When I first noticed the story going viral, I was immediately reminded of the tumblr I stumbled on a few months back called Hot and Busted. It's a photo gallery aesthetically curated by the site's owner, with mug shots and charged offenses of hot males from around the country. The comments on these photos are just as…how can I put it–bold?–as the most salacious on Meeks' Facebook photo. It was only after I began writing this essay that I recognized the pervasive way in both instances that masculinity was working its hegemonic grasp.
All the individuals we've discussed so far are men, not women. Do you think women in prison (besides those fictional ones in Orange is the New Black) would have the same chance as Meeks of a viral mug shot launching their post-prison modeling careers? Or, because we strip them of makeup, put them in orange jumpers, and tell them not to smile (all normative characteristics of female beauty), there is no chance for women in this respect? Do we associate violence and risk as hegemonically masculine traits, and thus can somehow find this compelling in "bad boy" Meeks, but altogether deplorable in a female?
These questions, among others, demonstrate the invisible power of masculinity that afford Meeks and other hot, busted dudes a small leg-up in this regime of cauterization and social branding.
We have to recognize the masculinity aspect of the Meeks story, as much as we have to recognize the point from my first essay. This is one of the things I'm working on for my dissertation regarding the phenomenon of inmate wildfire fighting. How do people in prison, who are categorically under the gaze of systemic racism and classism, claw their way back to human status, or in the case of inmate firefighters, even heroic status?
The cynical answer to this question is, "It's not possible," and I mostly agree. Strong cheekbones or a badass prison job can't fix the extent to which male individuals are classified, degraded, excluded, and branded in the course of incarceration.
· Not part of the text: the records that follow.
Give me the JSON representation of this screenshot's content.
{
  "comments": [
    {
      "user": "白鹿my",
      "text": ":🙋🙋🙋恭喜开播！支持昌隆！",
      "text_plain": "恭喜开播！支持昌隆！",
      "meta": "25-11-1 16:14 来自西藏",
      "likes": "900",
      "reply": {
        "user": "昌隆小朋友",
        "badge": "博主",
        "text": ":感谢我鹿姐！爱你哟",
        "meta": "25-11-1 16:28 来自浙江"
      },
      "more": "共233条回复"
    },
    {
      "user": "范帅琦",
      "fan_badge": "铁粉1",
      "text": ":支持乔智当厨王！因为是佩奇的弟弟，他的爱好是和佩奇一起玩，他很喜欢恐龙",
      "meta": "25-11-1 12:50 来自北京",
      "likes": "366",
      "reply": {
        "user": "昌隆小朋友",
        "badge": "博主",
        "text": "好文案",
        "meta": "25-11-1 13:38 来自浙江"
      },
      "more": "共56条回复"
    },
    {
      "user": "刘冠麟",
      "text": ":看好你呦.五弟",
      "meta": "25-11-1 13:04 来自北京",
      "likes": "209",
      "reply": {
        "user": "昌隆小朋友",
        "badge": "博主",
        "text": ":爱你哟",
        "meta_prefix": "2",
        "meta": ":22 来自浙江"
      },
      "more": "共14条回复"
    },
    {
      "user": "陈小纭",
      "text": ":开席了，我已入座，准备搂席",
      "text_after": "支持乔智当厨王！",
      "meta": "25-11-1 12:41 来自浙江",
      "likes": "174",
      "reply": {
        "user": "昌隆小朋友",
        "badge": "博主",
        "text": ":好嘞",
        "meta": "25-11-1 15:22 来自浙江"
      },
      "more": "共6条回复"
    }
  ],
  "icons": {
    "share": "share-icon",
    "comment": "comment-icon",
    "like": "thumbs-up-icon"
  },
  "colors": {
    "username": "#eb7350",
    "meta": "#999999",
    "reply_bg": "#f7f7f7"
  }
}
But to clamber upwards at all, for there to be any hope, I'd argue that drawing on one's masculinity–and the resources, power, and dignity it affords–is the most efficacious place to start.
When satire gets it right
There was a satirical article on Clickhole titled "Are We Setting Unrealistic Standards of Beauty for our Felons?" that summarizes everything I've been trying to say so far. It stated,
"These days, it seems the average car thief, drug dealer, or arsonist is taught from a young age that in order to be considered a true danger to society you must also have piercing blue eyes, perfect bone structure, and full, pouting lips…. with so many relentless portrayals of unrealistic felon beauty bombarding our criminal population left and right, many believe that the damage is already done."
Much like 90 percent of what The Onion and its new venture Clickhole writes, it's funny because it's true. The joke they're making is that Meeks has now set an ideal standard for male beauty that other people in prison simply can't live up to, so why should they even try?
The true part is, this is exactly what he's done.
The Meeks phenomenon has reaffirmed the public's belief that a "bad boy" may be attractive if that physical quality only momentarily shifts our gaze, a moment that quickly ends with him remaining squarely outside of moral and social acceptance.
What it may do (who knows, no one has published the opinion of other inmates on the matter) for people in prison is to remind them that their faces can be plastered on social media with minimal consent, that they can be manhandled by a judicial and social system which holds at least a modicum of responsibility for their transgression, but they can maybe—just maybe—find some way to escape.
For male inmates, the potential for escape can potentially come in the form of blue eyes and bone structure, in the power of masculinist ideals.
But can one ever really escape the branding, the hegemonic ideology, the consequence of rhetoric? I think Clickhole may be right. The damage is already done.
The way masculinity operates—as something that may help justify or correct—always seems to be the same.